**TRY IT**
Sort through the listing below and keep each line with the word "username". Copy those.

**DATA EXCERPTS**
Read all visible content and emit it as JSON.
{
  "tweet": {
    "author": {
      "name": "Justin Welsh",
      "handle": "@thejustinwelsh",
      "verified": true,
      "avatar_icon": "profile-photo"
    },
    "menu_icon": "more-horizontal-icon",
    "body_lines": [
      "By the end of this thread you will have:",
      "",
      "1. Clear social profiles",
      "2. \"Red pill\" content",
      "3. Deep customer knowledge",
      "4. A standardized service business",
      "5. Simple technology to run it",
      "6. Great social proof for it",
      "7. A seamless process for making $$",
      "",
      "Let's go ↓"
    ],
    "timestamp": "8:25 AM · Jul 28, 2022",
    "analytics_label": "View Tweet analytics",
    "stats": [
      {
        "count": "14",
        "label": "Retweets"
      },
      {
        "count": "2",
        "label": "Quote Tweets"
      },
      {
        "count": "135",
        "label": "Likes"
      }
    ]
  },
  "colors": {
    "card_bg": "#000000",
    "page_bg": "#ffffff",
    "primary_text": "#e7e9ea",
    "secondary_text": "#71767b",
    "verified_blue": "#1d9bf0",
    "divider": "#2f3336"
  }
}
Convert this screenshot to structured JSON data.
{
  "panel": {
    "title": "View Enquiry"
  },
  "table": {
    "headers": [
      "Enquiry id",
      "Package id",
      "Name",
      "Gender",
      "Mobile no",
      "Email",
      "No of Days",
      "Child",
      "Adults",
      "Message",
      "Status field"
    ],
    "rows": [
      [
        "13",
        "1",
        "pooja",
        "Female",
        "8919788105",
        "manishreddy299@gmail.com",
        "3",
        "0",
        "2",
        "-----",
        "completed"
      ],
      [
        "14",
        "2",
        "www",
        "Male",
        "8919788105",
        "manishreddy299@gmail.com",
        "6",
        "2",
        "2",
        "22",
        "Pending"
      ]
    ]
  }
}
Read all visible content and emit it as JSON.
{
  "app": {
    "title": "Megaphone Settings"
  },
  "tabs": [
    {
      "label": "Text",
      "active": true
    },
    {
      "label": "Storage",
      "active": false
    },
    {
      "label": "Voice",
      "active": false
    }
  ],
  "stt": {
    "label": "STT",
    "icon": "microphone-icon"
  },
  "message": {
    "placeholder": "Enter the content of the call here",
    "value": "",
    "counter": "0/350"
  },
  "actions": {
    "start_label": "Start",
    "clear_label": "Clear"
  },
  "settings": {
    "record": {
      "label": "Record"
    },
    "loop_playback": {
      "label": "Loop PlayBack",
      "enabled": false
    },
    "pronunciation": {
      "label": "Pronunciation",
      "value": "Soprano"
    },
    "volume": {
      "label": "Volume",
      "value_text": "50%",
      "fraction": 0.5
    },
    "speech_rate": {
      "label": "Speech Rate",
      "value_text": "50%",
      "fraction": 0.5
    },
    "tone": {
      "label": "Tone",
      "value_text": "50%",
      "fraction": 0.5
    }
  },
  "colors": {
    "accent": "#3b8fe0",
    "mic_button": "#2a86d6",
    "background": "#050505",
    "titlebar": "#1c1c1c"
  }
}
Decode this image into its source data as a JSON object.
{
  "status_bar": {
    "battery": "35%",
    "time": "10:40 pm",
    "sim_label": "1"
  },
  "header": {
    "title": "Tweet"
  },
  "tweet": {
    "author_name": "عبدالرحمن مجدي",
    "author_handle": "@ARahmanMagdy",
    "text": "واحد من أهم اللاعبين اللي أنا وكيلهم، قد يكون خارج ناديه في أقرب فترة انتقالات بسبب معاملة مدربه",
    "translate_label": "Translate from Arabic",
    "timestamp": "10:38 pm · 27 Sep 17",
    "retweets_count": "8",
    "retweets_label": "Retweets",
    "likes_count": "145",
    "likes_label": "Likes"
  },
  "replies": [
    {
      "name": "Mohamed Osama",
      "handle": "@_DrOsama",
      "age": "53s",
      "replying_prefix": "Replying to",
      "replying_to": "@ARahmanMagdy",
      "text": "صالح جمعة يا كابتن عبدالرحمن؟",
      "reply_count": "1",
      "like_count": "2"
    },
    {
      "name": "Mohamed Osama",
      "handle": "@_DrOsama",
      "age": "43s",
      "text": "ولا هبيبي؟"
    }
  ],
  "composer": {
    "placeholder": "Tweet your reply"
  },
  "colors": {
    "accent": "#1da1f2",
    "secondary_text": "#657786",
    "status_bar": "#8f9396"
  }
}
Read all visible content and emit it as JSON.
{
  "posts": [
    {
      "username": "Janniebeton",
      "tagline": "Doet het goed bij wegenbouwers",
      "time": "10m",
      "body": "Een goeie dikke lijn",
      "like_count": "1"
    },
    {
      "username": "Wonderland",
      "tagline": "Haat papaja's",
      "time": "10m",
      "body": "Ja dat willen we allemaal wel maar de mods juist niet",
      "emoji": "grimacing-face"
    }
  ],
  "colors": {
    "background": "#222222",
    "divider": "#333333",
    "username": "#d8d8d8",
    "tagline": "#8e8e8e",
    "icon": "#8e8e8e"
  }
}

**SOLVED EXERCISE**
      "username": "Janniebeton",
      "username": "Wonderland",
    "username": "#d8d8d8",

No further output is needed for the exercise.